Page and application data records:
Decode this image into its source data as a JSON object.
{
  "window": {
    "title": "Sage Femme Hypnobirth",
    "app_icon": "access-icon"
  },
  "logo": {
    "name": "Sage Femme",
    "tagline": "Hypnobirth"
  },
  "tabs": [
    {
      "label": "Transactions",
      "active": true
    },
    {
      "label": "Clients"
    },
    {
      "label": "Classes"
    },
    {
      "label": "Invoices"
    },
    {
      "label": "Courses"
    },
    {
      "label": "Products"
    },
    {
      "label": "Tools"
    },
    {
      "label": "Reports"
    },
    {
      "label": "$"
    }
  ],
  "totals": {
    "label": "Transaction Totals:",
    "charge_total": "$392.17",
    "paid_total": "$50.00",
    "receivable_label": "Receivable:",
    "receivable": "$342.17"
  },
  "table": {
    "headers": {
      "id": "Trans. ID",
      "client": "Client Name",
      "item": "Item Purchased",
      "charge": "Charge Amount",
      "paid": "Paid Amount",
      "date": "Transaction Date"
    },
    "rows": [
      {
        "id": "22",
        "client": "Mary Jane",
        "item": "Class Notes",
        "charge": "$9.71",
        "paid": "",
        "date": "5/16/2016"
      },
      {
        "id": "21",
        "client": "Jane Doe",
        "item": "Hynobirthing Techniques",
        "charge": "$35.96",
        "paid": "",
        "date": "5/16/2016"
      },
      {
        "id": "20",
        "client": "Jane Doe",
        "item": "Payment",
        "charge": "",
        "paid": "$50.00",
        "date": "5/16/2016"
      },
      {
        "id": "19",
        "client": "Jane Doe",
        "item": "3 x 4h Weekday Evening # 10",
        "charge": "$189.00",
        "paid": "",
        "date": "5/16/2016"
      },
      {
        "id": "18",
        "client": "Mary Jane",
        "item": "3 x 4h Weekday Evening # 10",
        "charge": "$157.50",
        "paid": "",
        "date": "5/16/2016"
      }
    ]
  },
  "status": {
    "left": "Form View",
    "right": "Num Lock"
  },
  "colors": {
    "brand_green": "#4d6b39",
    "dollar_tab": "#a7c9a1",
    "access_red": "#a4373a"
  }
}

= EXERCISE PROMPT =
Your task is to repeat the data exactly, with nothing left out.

= REPLY =
Decode this image into its source data as a JSON object.
{
  "window": {
    "title": "Sage Femme Hypnobirth",
    "app_icon": "access-icon"
  },
  "logo": {
    "name": "Sage Femme",
    "tagline": "Hypnobirth"
  },
  "tabs": [
    {
      "label": "Transactions",
      "active": true
    },
    {
      "label": "Clients"
    },
    {
      "label": "Classes"
    },
    {
      "label": "Invoices"
    },
    {
      "label": "Courses"
    },
    {
      "label": "Products"
    },
    {
      "label": "Tools"
    },
    {
      "label": "Reports"
    },
    {
      "label": "$"
    }
  ],
  "totals": {
    "label": "Transaction Totals:",
    "charge_total": "$392.17",
    "paid_total": "$50.00",
    "receivable_label": "Receivable:",
    "receivable": "$342.17"
  },
  "table": {
    "headers": {
      "id": "Trans. ID",
      "client": "Client Name",
      "item": "Item Purchased",
      "charge": "Charge Amount",
      "paid": "Paid Amount",
      "date": "Transaction Date"
    },
    "rows": [
      {
        "id": "22",
        "client": "Mary Jane",
        "item": "Class Notes",
        "charge": "$9.71",
        "paid": "",
        "date": "5/16/2016"
      },
      {
        "id": "21",
        "client": "Jane Doe",
        "item": "Hynobirthing Techniques",
        "charge": "$35.96",
        "paid": "",
        "date": "5/16/2016"
      },
      {
        "id": "20",
        "client": "Jane Doe",
        "item": "Payment",
        "charge": "",
        "paid": "$50.00",
        "date": "5/16/2016"
      },
      {
        "id": "19",
        "client": "Jane Doe",
        "item": "3 x 4h Weekday Evening # 10",
        "charge": "$189.00",
        "paid": "",
        "date": "5/16/2016"
      },
      {
        "id": "18",
        "client": "Mary Jane",
        "item": "3 x 4h Weekday Evening # 10",
        "charge": "$157.50",
        "paid": "",
        "date": "5/16/2016"
      }
    ]
  },
  "status": {
    "left": "Form View",
    "right": "Num Lock"
  },
  "colors": {
    "brand_green": "#4d6b39",
    "dollar_tab": "#a7c9a1",
    "access_red": "#a4373a"
  }
}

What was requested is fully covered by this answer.